IRP; MODIFY REQUIREMENTS                                                                        S.B. 272:

                                                                                 SUMMARY OF INTRODUCED BILL

                                                                                                         IN COMMITTEE







Senate Bill 272 (as introduced 4-19-23)

Sponsor:  Senator Sue Shink

Committee:  Energy and Environment


Date Completed:  6-20-23




The bill would amend Public Act 3 of 1939, the Public Service Commission Law, to require an electric utility's integrated resource plan (IRP) to address its impact on climate change, equity, and reliability, among other specified subjects. The bill also would require an IRP, before approval by the Michigan Public Service Commission (MPSC), to demonstrate that a utility has made progress on eliminating greenhouse gas emissions and adverse health effects related to power generation and reduced harms to individuals in environmental justice communities.


Under the Act, each utility whose rates are regulated by the MPSC must file with the MPSC an IRP that provides a five-year, 10-year, and 15-year projection of the utility's load obligations and plans to meet those obligations. The IRP must provide a plan to meet the utility's generation reliability requirements and all applicable State and Federal reliability and environmental regulations over those time periods.  In addition, the plan must include projections on energy purchased or produced by the electric utility from a renewable energy resource and details on the utility's energy waste reduction efforts, among other requirements.


Under the bill, an IRP also would have to include the IRP's impact on climate change, equity, reliability, affordability, cumulative health effects, and emissions in addition to carbon.


The Act requires the MPSC to evaluate a utility's IRP in a contested case hearing, provide any recommendations it may have, allow for revisions to the IRP upon any recommendations, and then approve or deny the IRP. The MPSC must approve an IRP if it determines that the IRP represents the most reasonable and prudent means of meeting the utility's energy and capacity needs and that construction or investment in a new or existing capacity resource in the State is completed using a workforce composed of residents in the State.
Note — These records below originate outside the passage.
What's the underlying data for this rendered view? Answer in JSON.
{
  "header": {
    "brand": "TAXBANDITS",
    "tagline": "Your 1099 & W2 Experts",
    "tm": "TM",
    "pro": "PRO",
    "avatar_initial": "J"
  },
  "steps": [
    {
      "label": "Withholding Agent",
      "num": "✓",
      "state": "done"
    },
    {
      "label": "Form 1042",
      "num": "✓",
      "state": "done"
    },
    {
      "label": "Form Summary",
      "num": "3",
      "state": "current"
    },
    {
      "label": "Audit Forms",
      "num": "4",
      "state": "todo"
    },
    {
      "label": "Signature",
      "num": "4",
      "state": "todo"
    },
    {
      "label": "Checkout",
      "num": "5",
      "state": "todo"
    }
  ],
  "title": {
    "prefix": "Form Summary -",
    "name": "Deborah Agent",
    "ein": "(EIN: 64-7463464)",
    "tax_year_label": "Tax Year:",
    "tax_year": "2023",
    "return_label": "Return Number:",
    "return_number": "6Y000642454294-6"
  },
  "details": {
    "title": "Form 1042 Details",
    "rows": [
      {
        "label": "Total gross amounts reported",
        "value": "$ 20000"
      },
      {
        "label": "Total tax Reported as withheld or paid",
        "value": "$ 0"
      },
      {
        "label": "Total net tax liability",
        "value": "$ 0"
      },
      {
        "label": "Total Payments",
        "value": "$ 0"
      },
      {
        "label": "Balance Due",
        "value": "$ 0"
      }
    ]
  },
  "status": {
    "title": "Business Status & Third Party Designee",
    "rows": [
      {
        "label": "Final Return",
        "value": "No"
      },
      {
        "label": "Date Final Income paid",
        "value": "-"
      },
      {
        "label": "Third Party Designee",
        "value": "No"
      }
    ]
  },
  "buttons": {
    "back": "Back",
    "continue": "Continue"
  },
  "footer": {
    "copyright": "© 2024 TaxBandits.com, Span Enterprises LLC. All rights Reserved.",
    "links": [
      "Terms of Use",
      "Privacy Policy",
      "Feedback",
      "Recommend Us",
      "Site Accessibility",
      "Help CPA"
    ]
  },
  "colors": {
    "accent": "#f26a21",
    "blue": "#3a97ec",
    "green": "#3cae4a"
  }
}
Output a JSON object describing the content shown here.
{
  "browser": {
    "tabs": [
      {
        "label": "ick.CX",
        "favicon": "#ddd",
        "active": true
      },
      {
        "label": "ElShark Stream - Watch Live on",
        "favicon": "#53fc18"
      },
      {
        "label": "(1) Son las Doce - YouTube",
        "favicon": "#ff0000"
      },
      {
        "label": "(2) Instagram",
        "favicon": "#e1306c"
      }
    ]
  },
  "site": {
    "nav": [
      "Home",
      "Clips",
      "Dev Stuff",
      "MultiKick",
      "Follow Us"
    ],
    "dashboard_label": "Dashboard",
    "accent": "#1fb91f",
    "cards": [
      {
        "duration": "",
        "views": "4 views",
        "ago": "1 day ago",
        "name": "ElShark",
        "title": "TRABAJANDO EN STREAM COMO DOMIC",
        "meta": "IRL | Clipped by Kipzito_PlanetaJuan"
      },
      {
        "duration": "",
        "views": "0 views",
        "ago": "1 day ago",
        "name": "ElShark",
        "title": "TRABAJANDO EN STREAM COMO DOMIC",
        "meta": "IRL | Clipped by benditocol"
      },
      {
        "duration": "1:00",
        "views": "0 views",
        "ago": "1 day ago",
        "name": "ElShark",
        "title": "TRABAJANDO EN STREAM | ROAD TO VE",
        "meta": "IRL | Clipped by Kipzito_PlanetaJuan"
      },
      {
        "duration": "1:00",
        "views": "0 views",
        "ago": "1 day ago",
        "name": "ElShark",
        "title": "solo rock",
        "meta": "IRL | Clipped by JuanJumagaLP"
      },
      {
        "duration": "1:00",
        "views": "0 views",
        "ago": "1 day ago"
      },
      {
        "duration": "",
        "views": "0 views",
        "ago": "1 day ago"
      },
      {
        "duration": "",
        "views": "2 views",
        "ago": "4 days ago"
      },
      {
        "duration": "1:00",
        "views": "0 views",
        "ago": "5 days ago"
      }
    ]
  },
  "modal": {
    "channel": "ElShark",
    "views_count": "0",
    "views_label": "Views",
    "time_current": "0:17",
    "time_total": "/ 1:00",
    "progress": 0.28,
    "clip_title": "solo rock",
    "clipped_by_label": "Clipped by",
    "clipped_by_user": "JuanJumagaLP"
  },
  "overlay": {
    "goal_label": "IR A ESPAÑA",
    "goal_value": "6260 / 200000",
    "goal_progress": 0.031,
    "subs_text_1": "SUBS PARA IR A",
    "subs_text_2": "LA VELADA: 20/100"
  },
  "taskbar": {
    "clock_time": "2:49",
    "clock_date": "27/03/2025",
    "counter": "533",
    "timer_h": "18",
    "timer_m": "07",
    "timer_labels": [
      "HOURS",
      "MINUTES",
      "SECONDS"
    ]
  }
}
In addition, under the bill, the MPSC would have to determine the following before approving an IRP:


 --    The IRP made progress toward the elimination of greenhouse gas emissions from power generation in the State or for import into the State by 2035.

 --    The IRP made progress toward the elimination of adverse effects on human health due to power generation in the State.

 --    The plan reduced harms to the health, safety, and welfare of individuals in environmental justice communities.


(Generally, contested case hearings are proceedings in which a regulatory body determines the legal rights and duties of a party after evidence is provided and evaluated. Contested case hearings before the MPSC determine electric utilities' rights and duties related to the generation, acquisition, and sale of electricity in the State. The contested case process provides an opportunity for interested parties, such as the public or industry stakeholders, to intervene and offer evidence concerning a case's content.)

MCL 460.6t                                                         Legislative Analyst:  Tyler P. VanHuyse




The bill would have no fiscal impact on State or local government.


                                                                           Fiscal Analyst:  Elizabeth Raczkowski


This analysis was prepared by nonpartisan Senate staff for use by the Senate in its deliberations and does not constitute an official statement of legislative intent.